» **Work to be completed**: Whenever a line below holds the word "hoytory", count it; please give only the final number.

App and web page records:
-------------------------
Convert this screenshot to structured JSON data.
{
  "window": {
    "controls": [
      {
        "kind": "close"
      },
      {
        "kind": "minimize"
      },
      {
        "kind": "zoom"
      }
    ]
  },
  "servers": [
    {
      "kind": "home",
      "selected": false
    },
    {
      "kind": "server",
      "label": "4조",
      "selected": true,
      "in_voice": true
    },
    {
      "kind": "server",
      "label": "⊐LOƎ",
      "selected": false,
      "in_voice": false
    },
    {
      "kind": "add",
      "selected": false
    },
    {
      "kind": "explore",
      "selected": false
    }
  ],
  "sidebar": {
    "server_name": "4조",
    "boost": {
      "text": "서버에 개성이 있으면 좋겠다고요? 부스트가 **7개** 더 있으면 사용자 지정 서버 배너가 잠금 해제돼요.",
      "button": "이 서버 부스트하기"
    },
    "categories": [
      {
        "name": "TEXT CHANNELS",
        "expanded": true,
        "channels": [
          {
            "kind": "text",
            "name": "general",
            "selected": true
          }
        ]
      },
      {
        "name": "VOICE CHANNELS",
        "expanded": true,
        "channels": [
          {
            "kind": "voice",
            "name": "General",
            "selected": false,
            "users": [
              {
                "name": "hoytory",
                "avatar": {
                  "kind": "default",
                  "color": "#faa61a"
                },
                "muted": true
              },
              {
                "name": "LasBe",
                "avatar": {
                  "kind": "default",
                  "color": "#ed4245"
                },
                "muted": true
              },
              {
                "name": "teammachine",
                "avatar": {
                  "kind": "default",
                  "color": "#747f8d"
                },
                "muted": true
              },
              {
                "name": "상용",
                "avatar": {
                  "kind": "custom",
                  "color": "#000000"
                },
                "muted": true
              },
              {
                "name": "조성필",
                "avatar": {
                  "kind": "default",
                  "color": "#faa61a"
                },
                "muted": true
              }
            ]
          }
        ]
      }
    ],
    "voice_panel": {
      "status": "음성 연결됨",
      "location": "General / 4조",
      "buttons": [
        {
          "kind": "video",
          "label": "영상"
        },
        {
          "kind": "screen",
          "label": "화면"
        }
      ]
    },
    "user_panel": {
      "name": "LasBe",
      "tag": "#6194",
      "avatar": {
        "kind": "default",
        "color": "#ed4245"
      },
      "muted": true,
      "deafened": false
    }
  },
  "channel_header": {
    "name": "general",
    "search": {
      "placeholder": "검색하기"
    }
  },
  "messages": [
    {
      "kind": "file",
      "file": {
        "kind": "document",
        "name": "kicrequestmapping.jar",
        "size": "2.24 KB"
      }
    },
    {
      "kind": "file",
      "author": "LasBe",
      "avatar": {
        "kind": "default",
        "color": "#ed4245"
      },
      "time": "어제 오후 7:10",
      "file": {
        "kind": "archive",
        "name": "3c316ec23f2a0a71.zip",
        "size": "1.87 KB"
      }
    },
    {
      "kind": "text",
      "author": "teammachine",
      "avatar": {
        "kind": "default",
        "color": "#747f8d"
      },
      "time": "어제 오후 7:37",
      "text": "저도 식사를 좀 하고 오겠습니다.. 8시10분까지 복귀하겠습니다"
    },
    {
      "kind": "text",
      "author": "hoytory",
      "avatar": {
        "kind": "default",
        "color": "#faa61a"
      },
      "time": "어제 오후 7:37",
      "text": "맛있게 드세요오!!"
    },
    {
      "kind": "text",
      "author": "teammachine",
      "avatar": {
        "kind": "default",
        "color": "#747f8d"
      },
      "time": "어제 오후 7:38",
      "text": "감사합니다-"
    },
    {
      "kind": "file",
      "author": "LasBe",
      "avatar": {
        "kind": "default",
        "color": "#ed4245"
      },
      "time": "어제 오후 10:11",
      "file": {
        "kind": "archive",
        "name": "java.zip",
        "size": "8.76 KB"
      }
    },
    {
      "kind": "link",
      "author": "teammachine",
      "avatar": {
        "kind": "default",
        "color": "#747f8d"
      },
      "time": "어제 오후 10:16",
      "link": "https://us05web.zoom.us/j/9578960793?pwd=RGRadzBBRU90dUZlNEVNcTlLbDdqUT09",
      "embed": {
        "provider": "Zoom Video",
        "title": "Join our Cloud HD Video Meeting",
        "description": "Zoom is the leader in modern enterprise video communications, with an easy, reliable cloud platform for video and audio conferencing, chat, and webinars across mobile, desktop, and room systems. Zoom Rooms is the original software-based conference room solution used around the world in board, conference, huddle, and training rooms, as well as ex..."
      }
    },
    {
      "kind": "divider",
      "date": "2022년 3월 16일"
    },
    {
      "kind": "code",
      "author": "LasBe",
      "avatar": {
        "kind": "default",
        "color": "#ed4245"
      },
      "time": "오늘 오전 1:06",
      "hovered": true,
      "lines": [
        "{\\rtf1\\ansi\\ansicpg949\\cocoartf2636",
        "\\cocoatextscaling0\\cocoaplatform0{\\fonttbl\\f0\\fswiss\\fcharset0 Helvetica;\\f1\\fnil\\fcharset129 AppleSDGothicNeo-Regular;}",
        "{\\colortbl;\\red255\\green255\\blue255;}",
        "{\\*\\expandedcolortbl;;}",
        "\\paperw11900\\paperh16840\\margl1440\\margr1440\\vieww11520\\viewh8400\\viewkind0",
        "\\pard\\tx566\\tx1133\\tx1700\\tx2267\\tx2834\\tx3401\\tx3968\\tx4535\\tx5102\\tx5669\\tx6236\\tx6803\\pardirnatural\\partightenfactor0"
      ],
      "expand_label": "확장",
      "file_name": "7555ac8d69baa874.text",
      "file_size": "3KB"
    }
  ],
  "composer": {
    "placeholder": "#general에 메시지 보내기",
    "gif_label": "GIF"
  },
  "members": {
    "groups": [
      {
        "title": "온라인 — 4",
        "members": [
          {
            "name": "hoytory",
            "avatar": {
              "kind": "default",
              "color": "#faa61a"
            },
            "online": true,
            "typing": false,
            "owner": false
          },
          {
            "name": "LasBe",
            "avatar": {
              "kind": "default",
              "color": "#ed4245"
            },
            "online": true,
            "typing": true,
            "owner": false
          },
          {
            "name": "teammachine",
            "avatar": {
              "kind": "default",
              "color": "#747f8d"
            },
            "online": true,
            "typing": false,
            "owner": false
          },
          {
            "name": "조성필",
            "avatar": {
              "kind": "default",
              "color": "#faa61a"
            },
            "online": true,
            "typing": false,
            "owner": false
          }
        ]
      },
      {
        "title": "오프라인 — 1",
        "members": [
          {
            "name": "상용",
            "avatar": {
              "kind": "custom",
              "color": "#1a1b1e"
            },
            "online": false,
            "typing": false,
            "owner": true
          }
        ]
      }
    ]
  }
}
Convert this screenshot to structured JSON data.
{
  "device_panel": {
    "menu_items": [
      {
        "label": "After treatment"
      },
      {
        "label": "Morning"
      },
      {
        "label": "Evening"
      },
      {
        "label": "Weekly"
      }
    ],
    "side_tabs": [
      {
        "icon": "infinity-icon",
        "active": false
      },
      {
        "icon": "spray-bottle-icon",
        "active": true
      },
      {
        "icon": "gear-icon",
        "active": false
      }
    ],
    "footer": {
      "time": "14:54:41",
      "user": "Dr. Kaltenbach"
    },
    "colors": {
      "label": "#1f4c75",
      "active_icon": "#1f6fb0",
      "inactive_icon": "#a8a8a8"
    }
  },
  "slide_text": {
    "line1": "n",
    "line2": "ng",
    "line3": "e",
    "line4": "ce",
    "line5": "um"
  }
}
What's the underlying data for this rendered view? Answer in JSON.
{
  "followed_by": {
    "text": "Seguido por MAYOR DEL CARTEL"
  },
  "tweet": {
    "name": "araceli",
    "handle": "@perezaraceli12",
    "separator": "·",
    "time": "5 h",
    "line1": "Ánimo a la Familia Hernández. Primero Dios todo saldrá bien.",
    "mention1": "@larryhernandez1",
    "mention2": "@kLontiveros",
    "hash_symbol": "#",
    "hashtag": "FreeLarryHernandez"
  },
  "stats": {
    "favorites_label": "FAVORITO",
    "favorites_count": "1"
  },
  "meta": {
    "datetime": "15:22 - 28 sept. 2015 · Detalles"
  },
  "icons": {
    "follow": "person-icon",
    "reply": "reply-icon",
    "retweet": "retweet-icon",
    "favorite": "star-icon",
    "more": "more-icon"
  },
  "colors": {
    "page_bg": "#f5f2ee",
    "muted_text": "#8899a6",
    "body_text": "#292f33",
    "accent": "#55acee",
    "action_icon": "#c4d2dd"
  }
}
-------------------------
» **Exercise answer**: 3